It'd be even worse if you were a woman.

cnch
19th July 2010, 14:55
It'd be even worse if you were a woman.

Yawn.. death by ennui.

doodab
19th July 2010, 15:13
Next time try something figure hugging that ends just below the curve of your buttock, paired with some above the knee boots with a 3-4" heel.

Naaarwich
19th July 2010, 16:05
I once had to East Ham in London and was standing in front of a shop waiting for someone. Almost in front of me two friends met from opposite sides. What made this interesting was that they were both wearing the full burka with only a narrow slit for the eyes and the first teenager said "Jasmin!" and the other one said "Hina!". I'm standing there looking at both of them thinking how the hell did they recognise each other? Even if they had agreed to meet at that spot there were many other burka wearers walking past.

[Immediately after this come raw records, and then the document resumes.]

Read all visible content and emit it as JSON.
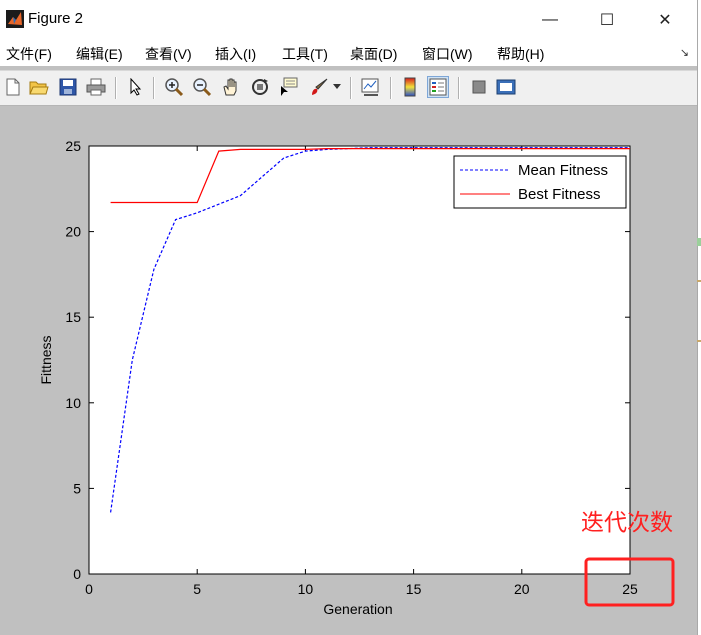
{
  "window": {
    "title": "Figure 2",
    "minimize_glyph": "—",
    "maximize_glyph": "☐",
    "close_glyph": "✕"
  },
  "menu": {
    "items": [
      "文件(F)",
      "编辑(E)",
      "查看(V)",
      "插入(I)",
      "工具(T)",
      "桌面(D)",
      "窗口(W)",
      "帮助(H)"
    ],
    "overflow_glyph": "↘"
  },
  "toolbar": {
    "icons": [
      "new-figure-icon",
      "open-file-icon",
      "save-icon",
      "print-icon",
      "pointer-icon",
      "zoom-in-icon",
      "zoom-out-icon",
      "pan-hand-icon",
      "rotate-3d-icon",
      "data-cursor-icon",
      "brush-icon",
      "link-plot-icon",
      "colorbar-icon",
      "legend-icon",
      "hide-plot-tools-icon",
      "show-plot-tools-icon"
    ]
  },
  "annotation": {
    "text": "迭代次数",
    "color": "#ff2020"
  },
  "chart_data": {
    "type": "line",
    "xlabel": "Generation",
    "ylabel": "Fittness",
    "xlim": [
      0,
      25
    ],
    "ylim": [
      0,
      25
    ],
    "xticks": [
      0,
      5,
      10,
      15,
      20,
      25
    ],
    "yticks": [
      0,
      5,
      10,
      15,
      20,
      25
    ],
    "grid": false,
    "legend_position": "top-right",
    "series": [
      {
        "name": "Mean Fitness",
        "color": "#0000ff",
        "style": "dashed",
        "x": [
          1,
          2,
          3,
          4,
          5,
          6,
          7,
          8,
          9,
          10,
          11,
          12,
          13,
          14,
          15,
          16,
          17,
          18,
          19,
          20,
          21,
          22,
          23,
          24,
          25
        ],
        "y": [
          3.6,
          12.5,
          17.8,
          20.7,
          21.1,
          21.6,
          22.1,
          23.2,
          24.3,
          24.7,
          24.8,
          24.85,
          24.9,
          24.9,
          24.9,
          24.9,
          24.9,
          24.9,
          24.9,
          24.9,
          24.9,
          24.9,
          24.9,
          24.9,
          24.9
        ]
      },
      {
        "name": "Best Fitness",
        "color": "#ff0000",
        "style": "solid",
        "x": [
          1,
          2,
          3,
          4,
          5,
          6,
          7,
          8,
          9,
          10,
          11,
          12,
          13,
          14,
          15,
          16,
          17,
          18,
          19,
          20,
          21,
          22,
          23,
          24,
          25
        ],
        "y": [
          21.7,
          21.7,
          21.7,
          21.7,
          21.7,
          24.7,
          24.8,
          24.8,
          24.8,
          24.8,
          24.85,
          24.85,
          24.85,
          24.85,
          24.85,
          24.85,
          24.85,
          24.85,
          24.85,
          24.85,
          24.85,
          24.85,
          24.85,
          24.85,
          24.85
        ]
      }
    ]
  }
}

I was AMUSED, AMAZED and a few other words if my vocab was any better.

doodab
19th July 2010, 16:07
I was AMUSED, AMAZED and a few other words if my vocab was any better.

Aroused?

Naaarwich
19th July 2010, 16:14
Aroused?

Definately not aroused - they sounded like early teens. If Angelina Jolie wore a burka (and u didnt know it was her) how could you get aroused as there is no shape.

Clippy
19th July 2010, 16:21
I think Pam and Ronald from Padiddlyboing, Idaho have it about right! (http://www.youtube.com/watch?v=JbcKh13YrcA)

darmstadt
19th July 2010, 16:26
Scouse Burkha:

http://www.brokegradstudent.com/wp-content/uploads/2008/10/baghead.jpg